First, dedicating areas to bioenergy production increases competition for land.Continue reading...
Statement of the Indigenous Peoples Major Group at the Intergovernmental Negotiations on the Post 2015 Development Agenda, Civil Society Dialogue, January 21, 2015, Delivered by Roberto Múkaro Borrero (Taino), International Indian Treaty Council.
The role of tropical deforestation in global climate change has been the subject of much international discussion and debate in the media and in policy forums like the UN Climate Change Convention. However, the role of deforestation in local climate change has received much less attention.
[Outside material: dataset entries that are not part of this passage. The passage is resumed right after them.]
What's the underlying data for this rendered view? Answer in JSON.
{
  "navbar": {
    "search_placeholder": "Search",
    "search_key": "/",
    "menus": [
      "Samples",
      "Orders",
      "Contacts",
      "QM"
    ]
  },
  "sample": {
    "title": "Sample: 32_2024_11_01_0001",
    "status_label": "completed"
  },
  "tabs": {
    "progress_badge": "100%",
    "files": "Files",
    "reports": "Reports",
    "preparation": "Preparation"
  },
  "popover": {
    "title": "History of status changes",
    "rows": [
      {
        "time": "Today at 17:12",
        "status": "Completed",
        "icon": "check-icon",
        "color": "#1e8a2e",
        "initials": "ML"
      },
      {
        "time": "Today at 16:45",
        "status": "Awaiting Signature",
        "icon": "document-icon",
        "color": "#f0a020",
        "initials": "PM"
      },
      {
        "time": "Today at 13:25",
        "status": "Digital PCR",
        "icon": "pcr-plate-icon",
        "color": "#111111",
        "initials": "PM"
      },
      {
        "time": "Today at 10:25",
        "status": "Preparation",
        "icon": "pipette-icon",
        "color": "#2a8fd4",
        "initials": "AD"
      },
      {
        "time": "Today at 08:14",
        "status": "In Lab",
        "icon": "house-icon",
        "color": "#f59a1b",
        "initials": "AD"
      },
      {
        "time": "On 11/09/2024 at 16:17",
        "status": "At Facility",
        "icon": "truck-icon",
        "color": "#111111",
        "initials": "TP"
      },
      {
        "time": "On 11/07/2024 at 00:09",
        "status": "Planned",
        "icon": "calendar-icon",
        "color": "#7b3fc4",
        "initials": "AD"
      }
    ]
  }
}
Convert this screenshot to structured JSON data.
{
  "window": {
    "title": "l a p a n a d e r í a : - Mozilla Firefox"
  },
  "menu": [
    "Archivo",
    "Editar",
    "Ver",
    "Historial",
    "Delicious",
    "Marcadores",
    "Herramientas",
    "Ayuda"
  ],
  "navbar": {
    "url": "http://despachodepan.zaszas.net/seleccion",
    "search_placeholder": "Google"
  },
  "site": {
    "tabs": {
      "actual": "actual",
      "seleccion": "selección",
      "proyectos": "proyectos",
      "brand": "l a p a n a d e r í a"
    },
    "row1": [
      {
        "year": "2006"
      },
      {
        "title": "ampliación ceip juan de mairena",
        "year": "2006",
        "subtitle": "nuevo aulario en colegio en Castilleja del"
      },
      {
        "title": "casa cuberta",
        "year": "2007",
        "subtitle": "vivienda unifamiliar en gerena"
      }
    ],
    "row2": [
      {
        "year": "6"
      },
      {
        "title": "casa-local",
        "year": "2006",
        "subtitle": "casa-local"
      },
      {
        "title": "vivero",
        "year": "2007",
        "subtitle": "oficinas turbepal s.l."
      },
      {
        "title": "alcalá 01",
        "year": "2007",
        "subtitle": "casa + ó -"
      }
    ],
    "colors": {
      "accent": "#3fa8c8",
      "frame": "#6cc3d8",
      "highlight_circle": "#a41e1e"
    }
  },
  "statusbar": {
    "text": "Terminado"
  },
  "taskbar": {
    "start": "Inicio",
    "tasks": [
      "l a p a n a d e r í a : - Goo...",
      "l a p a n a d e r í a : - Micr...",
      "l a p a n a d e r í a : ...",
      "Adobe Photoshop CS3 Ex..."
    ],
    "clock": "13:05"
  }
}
Now, with southern Brazil suffering from unprecedented drought,... Read more
City council gives identification numbers to its 70,000 trees which allow admirers to write Dear Tree letters – and get replies
If you’ve ever pondered what trees think about life’s major issues, the city of Melbourne has come up with an elegant solution – you can email them and find out.
The city council has devised an interactive urban forest map that provides individual data on each of the 70,000 trees that line the streets and parks of central Melbourne.Continue reading...